§ **To do**
Quote the records that follow in full, leaving the pictures out.

______

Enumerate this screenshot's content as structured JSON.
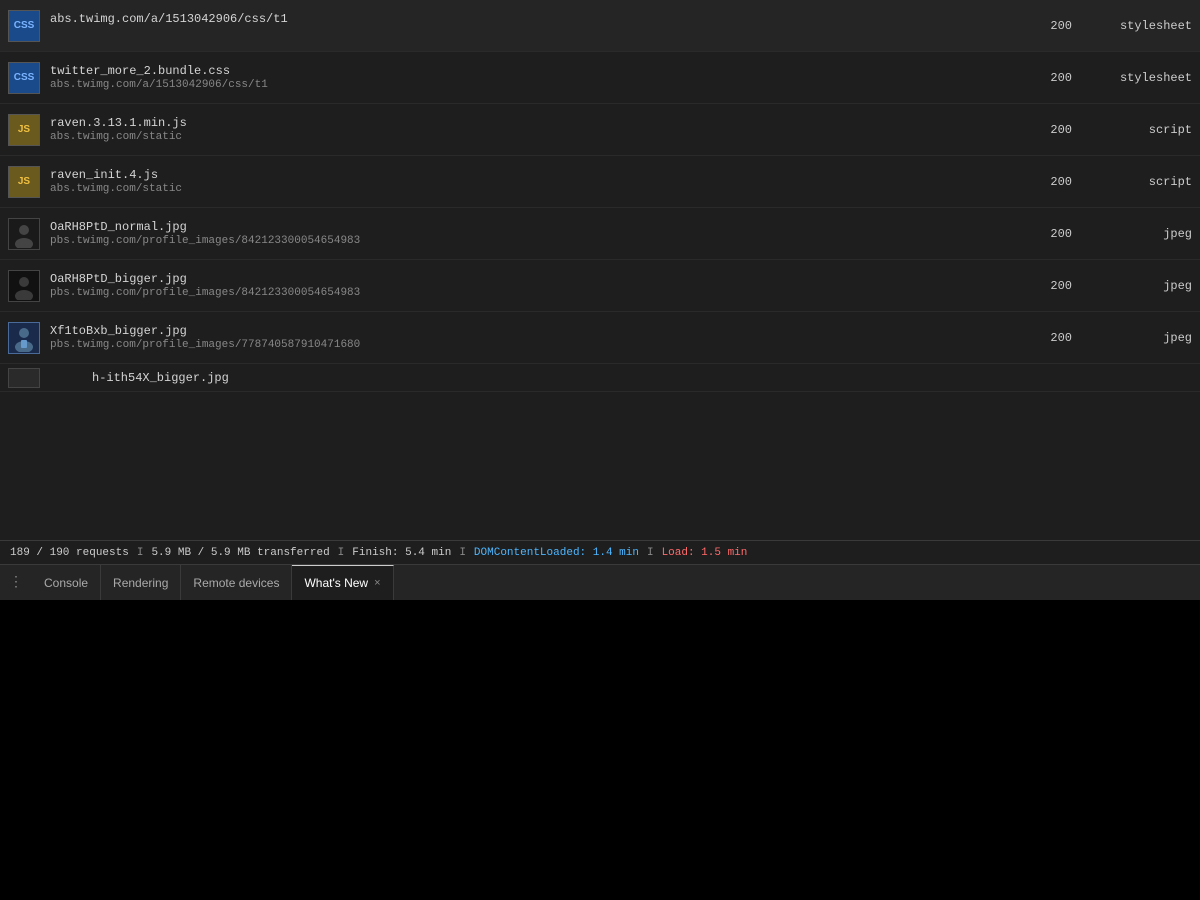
{
  "devtools": {
    "rows": [
      {
        "id": "row1",
        "icon_type": "css",
        "filename": "",
        "url": "abs.twimg.com/a/1513042906/css/t1",
        "status": "200",
        "type": "stylesheet"
      },
      {
        "id": "row2",
        "icon_type": "css",
        "filename": "twitter_more_2.bundle.css",
        "url": "abs.twimg.com/a/1513042906/css/t1",
        "status": "200",
        "type": "stylesheet"
      },
      {
        "id": "row3",
        "icon_type": "js",
        "filename": "raven.3.13.1.min.js",
        "url": "abs.twimg.com/static",
        "status": "200",
        "type": "script"
      },
      {
        "id": "row4",
        "icon_type": "js",
        "filename": "raven_init.4.js",
        "url": "abs.twimg.com/static",
        "status": "200",
        "type": "script"
      },
      {
        "id": "row5",
        "icon_type": "img_dark",
        "filename": "OaRH8PtD_normal.jpg",
        "url": "pbs.twimg.com/profile_images/842123300054654983",
        "status": "200",
        "type": "jpeg"
      },
      {
        "id": "row6",
        "icon_type": "img_dark",
        "filename": "OaRH8PtD_bigger.jpg",
        "url": "pbs.twimg.com/profile_images/842123300054654983",
        "status": "200",
        "type": "jpeg"
      },
      {
        "id": "row7",
        "icon_type": "img_blue",
        "filename": "Xf1toBxb_bigger.jpg",
        "url": "pbs.twimg.com/profile_images/778740587910471680",
        "status": "200",
        "type": "jpeg"
      }
    ],
    "partial_row": {
      "filename": "h-ith54X_bigger.jpg"
    },
    "status_bar": {
      "requests": "189 / 190 requests",
      "separator1": "I",
      "transfer": "5.9 MB / 5.9 MB transferred",
      "separator2": "I",
      "finish": "Finish: 5.4 min",
      "separator3": "I",
      "domcontent_label": "DOMContentLoaded: 1.4 min",
      "separator4": "I",
      "load_label": "Load: 1.5 min"
    },
    "tabs": {
      "menu_icon": "⋮",
      "items": [
        {
          "id": "console",
          "label": "Console",
          "active": false,
          "closeable": false
        },
        {
          "id": "rendering",
          "label": "Rendering",
          "active": false,
          "closeable": false
        },
        {
          "id": "remote-devices",
          "label": "Remote devices",
          "active": false,
          "closeable": false
        },
        {
          "id": "whats-new",
          "label": "What's New",
          "active": true,
          "closeable": true,
          "close_label": "×"
        }
      ]
    }
  }
}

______

§ **Task answer**
Enumerate this screenshot's content as structured JSON.
{
  "devtools": {
    "rows": [
      {
        "id": "row1",
        "icon_type": "css",
        "filename": "",
        "url": "abs.twimg.com/a/1513042906/css/t1",
        "status": "200",
        "type": "stylesheet"
      },
      {
        "id": "row2",
        "icon_type": "css",
        "filename": "twitter_more_2.bundle.css",
        "url": "abs.twimg.com/a/1513042906/css/t1",
        "status": "200",
        "type": "stylesheet"
      },
      {
        "id": "row3",
        "icon_type": "js",
        "filename": "raven.3.13.1.min.js",
        "url": "abs.twimg.com/static",
        "status": "200",
        "type": "script"
      },
      {
        "id": "row4",
        "icon_type": "js",
        "filename": "raven_init.4.js",
        "url": "abs.twimg.com/static",
        "status": "200",
        "type": "script"
      },
      {
        "id": "row5",
        "icon_type": "img_dark",
        "filename": "OaRH8PtD_normal.jpg",
        "url": "pbs.twimg.com/profile_images/842123300054654983",
        "status": "200",
        "type": "jpeg"
      },
      {
        "id": "row6",
        "icon_type": "img_dark",
        "filename": "OaRH8PtD_bigger.jpg",
        "url": "pbs.twimg.com/profile_images/842123300054654983",
        "status": "200",
        "type": "jpeg"
      },
      {
        "id": "row7",
        "icon_type": "img_blue",
        "filename": "Xf1toBxb_bigger.jpg",
        "url": "pbs.twimg.com/profile_images/778740587910471680",
        "status": "200",
        "type": "jpeg"
      }
    ],
    "partial_row": {
      "filename": "h-ith54X_bigger.jpg"
    },
    "status_bar": {
      "requests": "189 / 190 requests",
      "separator1": "I",
      "transfer": "5.9 MB / 5.9 MB transferred",
      "separator2": "I",
      "finish": "Finish: 5.4 min",
      "separator3": "I",
      "domcontent_label": "DOMContentLoaded: 1.4 min",
      "separator4": "I",
      "load_label": "Load: 1.5 min"
    },
    "tabs": {
      "menu_icon": "⋮",
      "items": [
        {
          "id": "console",
          "label": "Console",
          "active": false,
          "closeable": false
        },
        {
          "id": "rendering",
          "label": "Rendering",
          "active": false,
          "closeable": false
        },
        {
          "id": "remote-devices",
          "label": "Remote devices",
          "active": false,
          "closeable": false
        },
        {
          "id": "whats-new",
          "label": "What's New",
          "active": true,
          "closeable": true,
          "close_label": "×"
        }
      ]
    }
  }
}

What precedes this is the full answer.